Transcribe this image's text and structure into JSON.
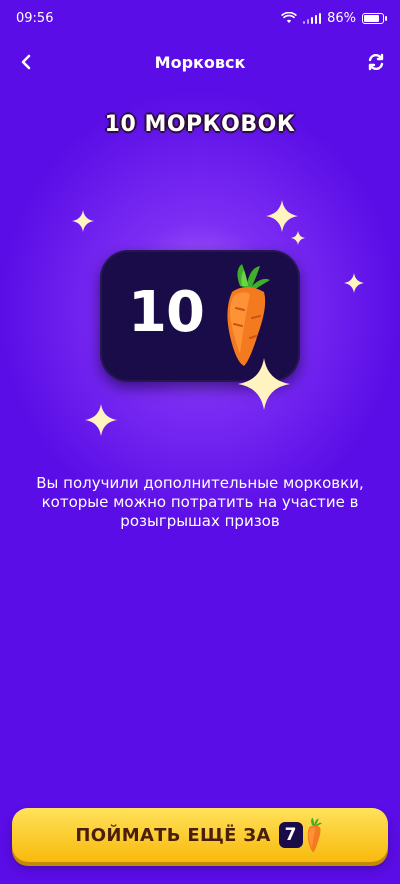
{
  "status": {
    "time": "09:56",
    "battery": "86%",
    "battery_level": 0.86
  },
  "header": {
    "title": "Морковск",
    "back_icon": "back-chevron-icon",
    "refresh_icon": "refresh-icon"
  },
  "reward": {
    "headline": "10 МОРКОВОК",
    "amount": "10",
    "icon": "carrot-icon"
  },
  "description": "Вы получили дополнительные морковки, которые можно потратить на участие в розыгрышах призов",
  "cta": {
    "label": "ПОЙМАТЬ ЕЩЁ ЗА",
    "count": "7",
    "icon": "carrot-icon"
  },
  "colors": {
    "background": "#5a0de6",
    "card": "#1a0c48",
    "button": "#f8c514",
    "button_text": "#4a1f0a"
  }
}
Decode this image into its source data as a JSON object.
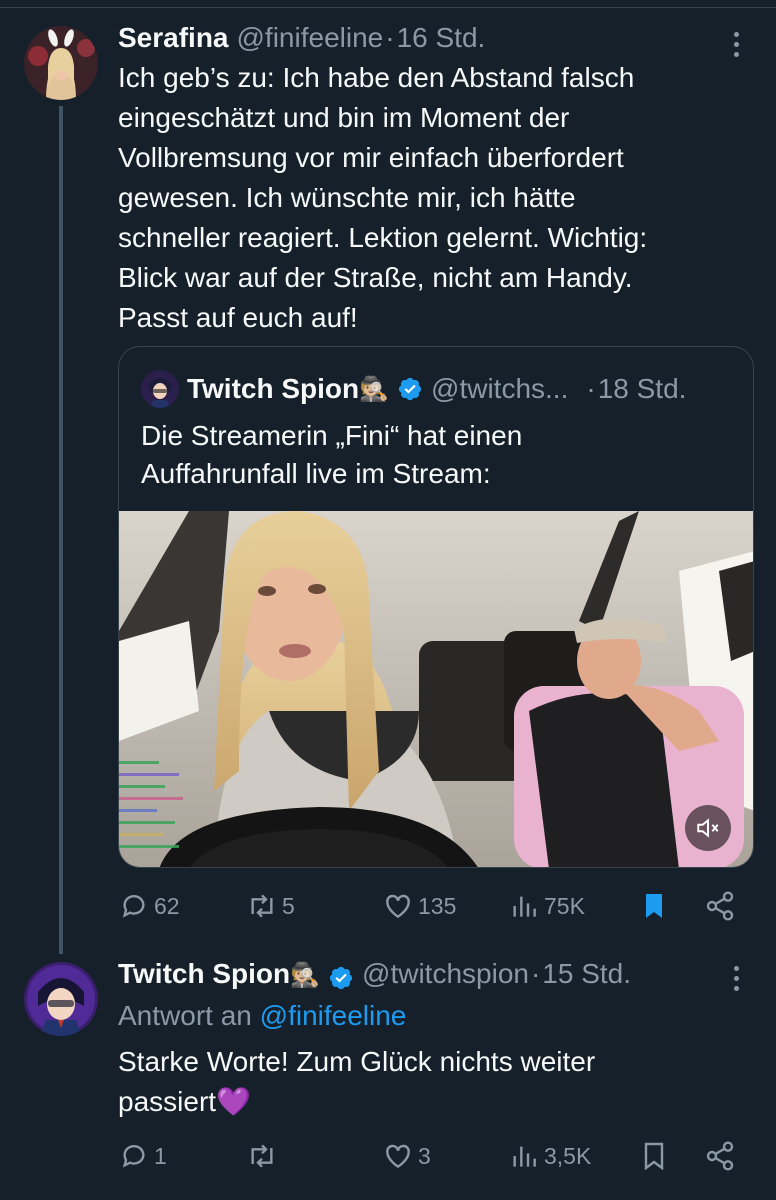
{
  "main_tweet": {
    "name": "Serafina",
    "handle": "@finifeeline",
    "sep": "·",
    "time": "16 Std.",
    "text_lines": [
      "Ich geb’s zu: Ich habe den Abstand falsch",
      "eingeschätzt und bin im Moment der",
      "Vollbremsung vor mir einfach überfordert",
      "gewesen. Ich wünschte mir, ich hätte",
      "schneller reagiert. Lektion gelernt. Wichtig:",
      "Blick war auf der Straße, nicht am Handy.",
      "Passt auf euch auf!"
    ],
    "quote": {
      "name": "Twitch Spion",
      "emoji": "🕵🏼",
      "handle": "@twitchs...",
      "sep": "·",
      "time": "18 Std.",
      "text_lines": [
        "Die Streamerin „Fini“ hat einen",
        "Auffahrunfall live im Stream:"
      ]
    },
    "actions": {
      "replies": "62",
      "retweets": "5",
      "likes": "135",
      "views": "75K"
    }
  },
  "reply_tweet": {
    "name": "Twitch Spion",
    "emoji": "🕵🏼",
    "handle": "@twitchspion",
    "sep": "·",
    "time": "15 Std.",
    "reply_prefix": "Antwort an",
    "reply_handle": "@finifeeline",
    "text_lines": [
      "Starke Worte! Zum Glück nichts weiter",
      "passiert💜"
    ],
    "actions": {
      "replies": "1",
      "retweets": "",
      "likes": "3",
      "views": "3,5K"
    }
  },
  "colors": {
    "background": "#15202b",
    "text": "#f7f9f9",
    "muted": "#8b98a5",
    "accent": "#1d9bf0",
    "border": "#38444d"
  },
  "icons": [
    "reply-icon",
    "retweet-icon",
    "like-icon",
    "views-icon",
    "bookmark-icon",
    "share-icon",
    "more-icon",
    "verified-icon",
    "mute-icon"
  ]
}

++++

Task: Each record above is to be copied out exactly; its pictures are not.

Reply to the task:
Transcribe this image's text and structure into JSON.
{
  "status": {
    "time": "09:56",
    "battery": "86%",
    "battery_level": 0.86
  },
  "header": {
    "title": "Морковск",
    "back_icon": "back-chevron-icon",
    "refresh_icon": "refresh-icon"
  },
  "reward": {
    "headline": "10 МОРКОВОК",
    "amount": "10",
    "icon": "carrot-icon"
  },
  "description": "Вы получили дополнительные морковки, которые можно потратить на участие в розыгрышах призов",
  "cta": {
    "label": "ПОЙМАТЬ ЕЩЁ ЗА",
    "count": "7",
    "icon": "carrot-icon"
  },
  "colors": {
    "background": "#5a0de6",
    "card": "#1a0c48",
    "button": "#f8c514",
    "button_text": "#4a1f0a"
  }
}
Decode this image into its source data as a JSON object.
{
  "main_tweet": {
    "name": "Serafina",
    "handle": "@finifeeline",
    "sep": "·",
    "time": "16 Std.",
    "text_lines": [
      "Ich geb’s zu: Ich habe den Abstand falsch",
      "eingeschätzt und bin im Moment der",
      "Vollbremsung vor mir einfach überfordert",
      "gewesen. Ich wünschte mir, ich hätte",
      "schneller reagiert. Lektion gelernt. Wichtig:",
      "Blick war auf der Straße, nicht am Handy.",
      "Passt auf euch auf!"
    ],
    "quote": {
      "name": "Twitch Spion",
      "emoji": "🕵🏼",
      "handle": "@twitchs...",
      "sep": "·",
      "time": "18 Std.",
      "text_lines": [
        "Die Streamerin „Fini“ hat einen",
        "Auffahrunfall live im Stream:"
      ]
    },
    "actions": {
      "replies": "62",
      "retweets": "5",
      "likes": "135",
      "views": "75K"
    }
  },
  "reply_tweet": {
    "name": "Twitch Spion",
    "emoji": "🕵🏼",
    "handle": "@twitchspion",
    "sep": "·",
    "time": "15 Std.",
    "reply_prefix": "Antwort an",
    "reply_handle": "@finifeeline",
    "text_lines": [
      "Starke Worte! Zum Glück nichts weiter",
      "passiert💜"
    ],
    "actions": {
      "replies": "1",
      "retweets": "",
      "likes": "3",
      "views": "3,5K"
    }
  },
  "colors": {
    "background": "#15202b",
    "text": "#f7f9f9",
    "muted": "#8b98a5",
    "accent": "#1d9bf0",
    "border": "#38444d"
  },
  "icons": [
    "reply-icon",
    "retweet-icon",
    "like-icon",
    "views-icon",
    "bookmark-icon",
    "share-icon",
    "more-icon",
    "verified-icon",
    "mute-icon"
  ]
}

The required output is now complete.